As a long time fan of British rock, I’ve always known there was a difference between the music scenes of Scotland, Ireland, and England and those here in North America. I had long imagined and romanticized that everyone over there listened to the same music I loved and other stuff I hadn’t yet heard because I knew that my favourite bands that I saw in tiny clubs in Toronto played to much larger crowds in much larger venues all over their native countries. However, my friends Tim and Mark, after spending a few years living and working in London shortly after the BritPop explosion, returned to Canada with news that most of the people they encountered listened to the same pop music consumed in North America. Still, they conceded, the radio played a lot of stuff that wasn’t played here and as we already knew, the press was very much different and more involved in exploring indie music.
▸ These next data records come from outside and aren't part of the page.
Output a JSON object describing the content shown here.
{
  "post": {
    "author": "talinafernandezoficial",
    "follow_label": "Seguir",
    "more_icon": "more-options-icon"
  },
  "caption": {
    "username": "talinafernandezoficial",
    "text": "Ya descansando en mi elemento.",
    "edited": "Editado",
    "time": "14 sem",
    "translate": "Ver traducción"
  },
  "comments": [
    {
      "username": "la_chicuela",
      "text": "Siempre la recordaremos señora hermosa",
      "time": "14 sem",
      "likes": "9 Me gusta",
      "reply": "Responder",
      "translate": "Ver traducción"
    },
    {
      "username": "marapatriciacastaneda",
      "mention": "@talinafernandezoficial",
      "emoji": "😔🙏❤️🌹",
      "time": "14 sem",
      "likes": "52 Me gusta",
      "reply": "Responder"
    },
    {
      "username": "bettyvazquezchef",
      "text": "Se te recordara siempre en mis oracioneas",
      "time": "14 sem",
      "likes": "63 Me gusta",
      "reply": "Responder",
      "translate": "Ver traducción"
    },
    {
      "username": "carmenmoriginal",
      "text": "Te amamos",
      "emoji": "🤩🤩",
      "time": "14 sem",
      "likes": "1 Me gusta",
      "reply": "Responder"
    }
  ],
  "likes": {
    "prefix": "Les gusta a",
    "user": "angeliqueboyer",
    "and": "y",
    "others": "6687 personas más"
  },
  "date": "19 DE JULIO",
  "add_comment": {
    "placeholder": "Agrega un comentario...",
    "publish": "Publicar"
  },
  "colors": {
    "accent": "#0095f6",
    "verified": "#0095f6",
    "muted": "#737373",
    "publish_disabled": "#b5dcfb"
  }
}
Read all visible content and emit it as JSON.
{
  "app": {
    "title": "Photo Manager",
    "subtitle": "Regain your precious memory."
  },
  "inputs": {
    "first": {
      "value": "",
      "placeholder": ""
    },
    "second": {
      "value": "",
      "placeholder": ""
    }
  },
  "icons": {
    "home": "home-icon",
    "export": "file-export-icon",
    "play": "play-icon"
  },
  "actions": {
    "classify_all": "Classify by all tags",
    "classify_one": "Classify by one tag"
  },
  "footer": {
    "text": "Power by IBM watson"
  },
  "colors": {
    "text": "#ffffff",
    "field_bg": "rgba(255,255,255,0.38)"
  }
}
I’ve gotten to learn more of these differences and similarities since starting in on this blogging gig almost eight years ago and in conversing with fellow bloggers from out that way. What hadn’t occurred to me but probably should have is that some of the bands I listen to that get little to no air play in Canada are so overplayed and overblown in England and as hated or ridiculed as Nickelback might be in some circles here.
And so it apparently is with Elbow, whom I love and have done since I happened upon them since the early 2000s. They’ve graced these pages a few times in the past couple years and comments have been decidedly mixed but leaning more towards the negative. I’ve had to forewarn a certain blogging colleague (I’m looking at you Vinyl Daft Dad) that another Elbow post was coming. But I think I can safely say this might be their last appearance for the foreseeable future.
“With love” is track three off the English rock band’s fifth album, “Build a rocket, boys!”. The album was less melancholy than its predecessors, mining the happier memories of youth for subject matter, but this one has frontman Guy Garvey pleading his case for a friend to join him on a night out for drinks. “I give my liver to see you, abide and ride shotgun. A Bacchian scandal awaits me, just can’t do it alone. Your sweetheart probably hates me, but I’ll send you home your dome filled up – with love.” To help Garvey in this Herculean effort, he’s got his bandmates chiming in with a heavy beat and bass accompaniment, ringing guitars and twinkling piano flourishes and encouraging handclaps. The devil has even enlisted the Hallé youth choir to add a big oomph at the chorus, an exclamation mark on the love!
For the rest of the Best tunes of 2011 list, click here.